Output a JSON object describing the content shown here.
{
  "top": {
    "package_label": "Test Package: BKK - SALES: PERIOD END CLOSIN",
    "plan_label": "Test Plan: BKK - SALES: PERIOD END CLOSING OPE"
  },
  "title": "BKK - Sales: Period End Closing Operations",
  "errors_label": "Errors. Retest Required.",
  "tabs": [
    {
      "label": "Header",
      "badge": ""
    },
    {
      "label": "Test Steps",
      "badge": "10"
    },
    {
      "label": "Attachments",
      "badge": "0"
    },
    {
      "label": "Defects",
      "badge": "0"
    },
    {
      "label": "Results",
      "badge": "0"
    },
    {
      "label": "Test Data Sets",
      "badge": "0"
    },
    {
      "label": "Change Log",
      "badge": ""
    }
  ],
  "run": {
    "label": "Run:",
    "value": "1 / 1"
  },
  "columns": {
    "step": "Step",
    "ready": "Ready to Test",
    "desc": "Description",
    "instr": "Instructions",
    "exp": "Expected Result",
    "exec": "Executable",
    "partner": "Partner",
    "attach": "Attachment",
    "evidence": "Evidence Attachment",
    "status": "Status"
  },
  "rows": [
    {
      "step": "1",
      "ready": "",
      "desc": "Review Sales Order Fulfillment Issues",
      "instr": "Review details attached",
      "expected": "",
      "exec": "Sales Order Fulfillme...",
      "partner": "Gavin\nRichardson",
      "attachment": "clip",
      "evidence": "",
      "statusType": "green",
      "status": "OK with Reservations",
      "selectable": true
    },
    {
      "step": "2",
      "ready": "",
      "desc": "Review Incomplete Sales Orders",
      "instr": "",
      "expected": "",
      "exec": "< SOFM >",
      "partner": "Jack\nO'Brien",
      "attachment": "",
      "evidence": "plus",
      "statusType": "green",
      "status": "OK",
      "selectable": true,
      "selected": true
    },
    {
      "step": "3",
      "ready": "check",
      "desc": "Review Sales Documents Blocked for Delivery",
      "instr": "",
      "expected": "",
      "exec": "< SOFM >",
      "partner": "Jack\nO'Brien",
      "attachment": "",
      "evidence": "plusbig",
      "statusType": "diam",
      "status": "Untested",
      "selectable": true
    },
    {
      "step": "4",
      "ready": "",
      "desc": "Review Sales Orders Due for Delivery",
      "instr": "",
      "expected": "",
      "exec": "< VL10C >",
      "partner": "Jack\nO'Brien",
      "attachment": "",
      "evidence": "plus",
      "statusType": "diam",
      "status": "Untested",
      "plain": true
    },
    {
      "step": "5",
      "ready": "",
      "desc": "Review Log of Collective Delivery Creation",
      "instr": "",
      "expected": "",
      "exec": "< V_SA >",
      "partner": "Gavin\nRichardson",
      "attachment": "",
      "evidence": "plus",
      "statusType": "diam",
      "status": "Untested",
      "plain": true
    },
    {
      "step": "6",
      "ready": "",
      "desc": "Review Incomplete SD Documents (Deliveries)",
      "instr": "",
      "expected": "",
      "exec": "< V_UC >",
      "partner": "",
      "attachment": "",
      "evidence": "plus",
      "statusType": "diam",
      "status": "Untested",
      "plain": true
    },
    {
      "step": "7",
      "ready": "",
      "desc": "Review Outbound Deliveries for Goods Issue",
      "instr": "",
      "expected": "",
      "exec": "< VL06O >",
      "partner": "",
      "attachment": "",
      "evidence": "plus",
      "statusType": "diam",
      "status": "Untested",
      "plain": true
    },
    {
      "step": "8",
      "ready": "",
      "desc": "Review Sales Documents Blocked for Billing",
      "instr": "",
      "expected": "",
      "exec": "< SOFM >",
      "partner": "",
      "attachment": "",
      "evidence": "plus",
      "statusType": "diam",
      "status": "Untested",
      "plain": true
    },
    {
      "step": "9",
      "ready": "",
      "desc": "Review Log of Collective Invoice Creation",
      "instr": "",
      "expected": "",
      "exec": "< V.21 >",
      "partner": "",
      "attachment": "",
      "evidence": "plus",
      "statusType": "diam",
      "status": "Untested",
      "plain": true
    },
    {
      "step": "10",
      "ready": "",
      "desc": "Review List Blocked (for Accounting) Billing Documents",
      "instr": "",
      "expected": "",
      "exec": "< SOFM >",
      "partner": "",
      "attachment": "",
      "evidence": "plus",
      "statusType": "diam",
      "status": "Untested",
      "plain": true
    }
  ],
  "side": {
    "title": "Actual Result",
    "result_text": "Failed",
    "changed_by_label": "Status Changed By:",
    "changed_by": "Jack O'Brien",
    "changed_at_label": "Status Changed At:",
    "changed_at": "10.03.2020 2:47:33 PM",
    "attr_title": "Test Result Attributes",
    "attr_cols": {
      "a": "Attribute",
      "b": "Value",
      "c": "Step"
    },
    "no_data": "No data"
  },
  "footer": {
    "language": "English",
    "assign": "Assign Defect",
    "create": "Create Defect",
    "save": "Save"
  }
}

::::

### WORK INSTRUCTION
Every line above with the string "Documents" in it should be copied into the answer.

### WRITTEN REPLY
      "desc": "Review Sales Documents Blocked for Delivery",
      "desc": "Review Incomplete SD Documents (Deliveries)",
      "desc": "Review Sales Documents Blocked for Billing",
      "desc": "Review List Blocked (for Accounting) Billing Documents",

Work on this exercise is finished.